Despite intense public scrutiny over its brittle bolt and rod problem, transportation officials said Wednesday they would cave not cave to any pressure when it comes to safety on the Bay Bridge.
"We will open the new eastern span of the Bay Bridge only when it's ready and not a day sooner," Metropolitan Transportation Commission Executive Director Steve Heminger said at a public meeting. The MTC also serves as the Bay Area Toll Authority, which held Wednesday's meeting.
At the meeting, the Toll Bridge Program Oversight Committee said that hydrogen embrittlement likely cause the bolt failure on the bridge, and they are looking at two possible fixes: Putting steel collars over the bolts that could hold seismic devices or putting a steel saddle over them.
The committee did not pick an option, but is expected to do so on May 8. At that point, officials said they may be ready to state whether the bridge will be ready by Labor Day, which has long been the plan.
Thirty-two of the bridge rods failed while being tightened in March. The rods connect steel earthquake safety devices called shear keys to the deck of the bridge and a large concrete cap.
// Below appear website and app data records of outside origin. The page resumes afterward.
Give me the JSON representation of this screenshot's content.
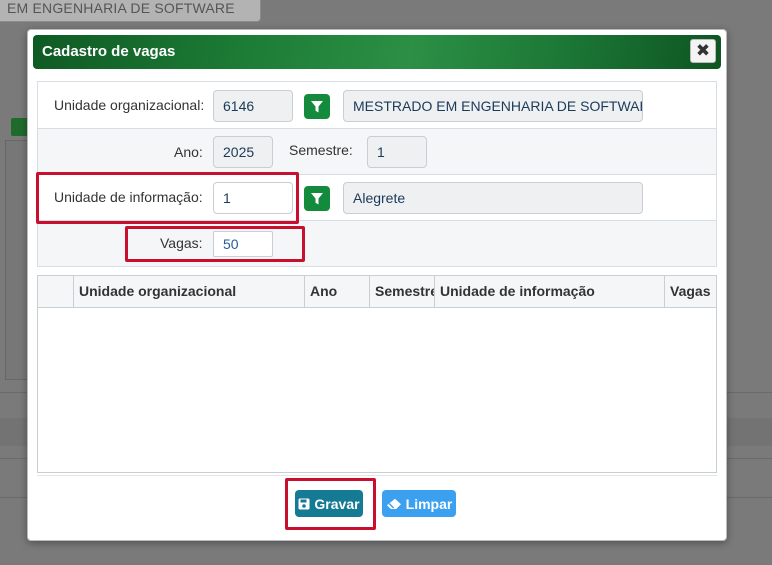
{
  "background": {
    "tab_label": "EM ENGENHARIA DE SOFTWARE"
  },
  "modal": {
    "title": "Cadastro de vagas",
    "close_icon": "close-icon"
  },
  "form": {
    "unidade_org": {
      "label": "Unidade organizacional:",
      "code": "6146",
      "name": "MESTRADO EM ENGENHARIA DE SOFTWARE"
    },
    "ano": {
      "label": "Ano:",
      "value": "2025"
    },
    "semestre": {
      "label": "Semestre:",
      "value": "1"
    },
    "unidade_info": {
      "label": "Unidade de informação:",
      "code": "1",
      "name": "Alegrete"
    },
    "vagas": {
      "label": "Vagas:",
      "value": "50"
    }
  },
  "grid": {
    "columns": [
      "Unidade organizacional",
      "Ano",
      "Semestre",
      "Unidade de informação",
      "Vagas"
    ],
    "rows": []
  },
  "actions": {
    "save_label": "Gravar",
    "clear_label": "Limpar"
  },
  "colors": {
    "header_green": "#1c7b35",
    "filter_green": "#138a3c",
    "save_blue": "#157a94",
    "clear_blue": "#3ba0ef",
    "highlight_red": "#c8102e"
  }
}
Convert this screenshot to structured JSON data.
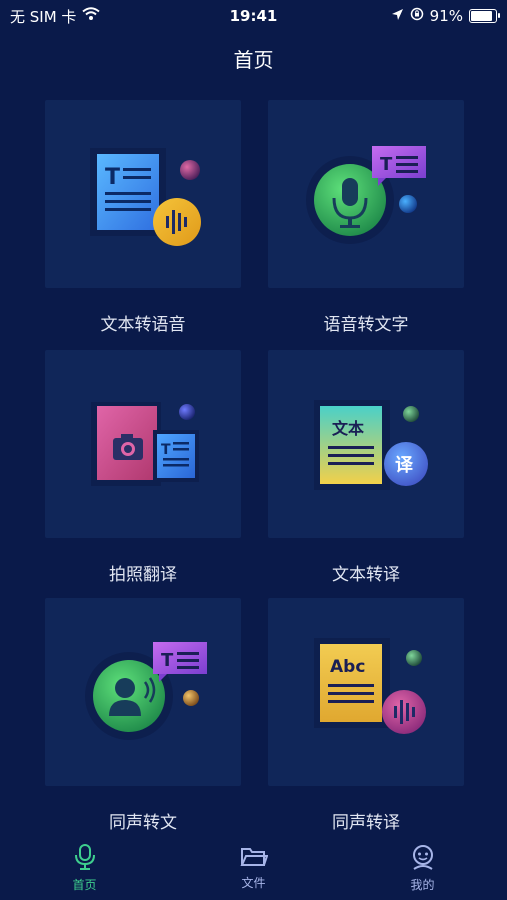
{
  "status_bar": {
    "carrier": "无 SIM 卡",
    "time": "19:41",
    "battery_text": "91%",
    "battery_level": 0.91
  },
  "header": {
    "title": "首页"
  },
  "features": [
    {
      "label": "文本转语音"
    },
    {
      "label": "语音转文字"
    },
    {
      "label": "拍照翻译"
    },
    {
      "label": "文本转译"
    },
    {
      "label": "同声转文"
    },
    {
      "label": "同声转译"
    }
  ],
  "icon_text": {
    "wen_ben": "文本",
    "yi": "译",
    "abc": "Abc"
  },
  "tabbar": {
    "items": [
      {
        "label": "首页",
        "active": true
      },
      {
        "label": "文件",
        "active": false
      },
      {
        "label": "我的",
        "active": false
      }
    ]
  },
  "colors": {
    "background": "#0a1a4a",
    "tile": "#102659",
    "active_tab": "#3ecf8e",
    "inactive_tab": "#a7b5e8"
  }
}
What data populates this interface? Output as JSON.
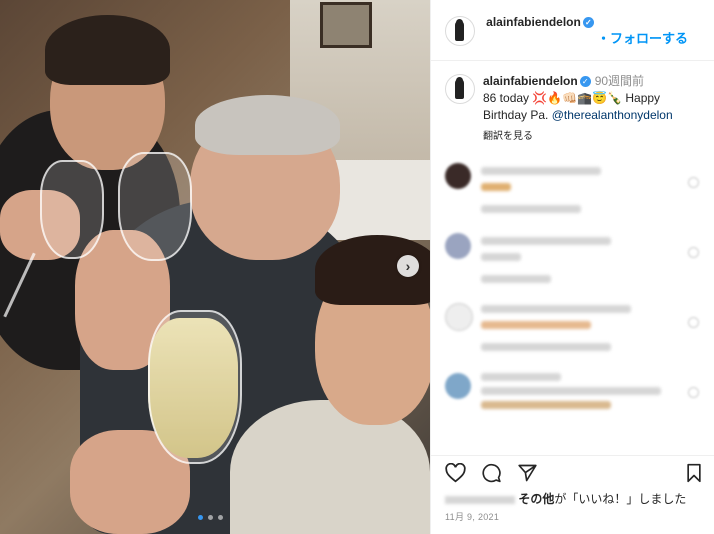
{
  "header": {
    "username": "alainfabiendelon",
    "follow_label": "・フォローする",
    "verified_mark": "✓"
  },
  "caption": {
    "username": "alainfabiendelon",
    "time": "90週間前",
    "text_start": "86 today 💢🔥👊🏻🕋😇🍾 Happy Birthday Pa. ",
    "mention": "@therealanthonydelon",
    "translate_label": "翻訳を見る"
  },
  "actions": {
    "like_icon": "heart-icon",
    "comment_icon": "comment-icon",
    "share_icon": "share-icon",
    "save_icon": "bookmark-icon"
  },
  "likes": {
    "text_bold1": "その他",
    "text_rest": "が「いいね！」しました"
  },
  "date": "11月 9, 2021",
  "photo": {
    "next_symbol": "›",
    "carousel_count": 3,
    "carousel_active": 1
  },
  "colors": {
    "accent": "#0095f6",
    "verified": "#3797f0",
    "mention": "#00376b"
  }
}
``Even though 32 of the 96 bolts have failed, we are writing them all off. We are not counting on any of them,'' California Department of Transportation Director Malcolm Dougherty said.
Officials have said they could take months to replace.
The $6.3-billion bridge, which is replacing a span damaged during the 1989 Loma Prieta earthquake, is designed to withstand a major temblor. It is already years late in opening and billions of dollars over budget.
The best explanation investigators have found so far for the broken rods is that somehow they were permeated by hydrogen, making them brittle.
Another batch of 192 bolts from 2010 has been installed, and though state transportation officials have reported no failures in those bolts, Heminger said officials are still considering replacing them.
He said he could not yet estimate how much that would cost, but Dougherty said after the meeting any fix will exceed $1 million, and taxpayers ultimately may be hit with some of that cost.
The new bridge, which is replacing a span damaged during the 1989 Loma Prieta earthquake, is designed to withstand a major temblor. It is already years late in opening and billions of dollars over budget.
Documents released this month by the California Department of Transportation show its inspectors found structural integrity issues with some of the bolts several years ago, before they were installed.
The documents were unclear about whether the problems were remedied before the bolts were delivered and installed. The inspectors noted that the bolts failed elongation tests for structural integrity and said they were concerned about the quality of work by a company that galvanized the bolts to prevent corrosion.
Garance Burke from the Associated Press contributed to this report.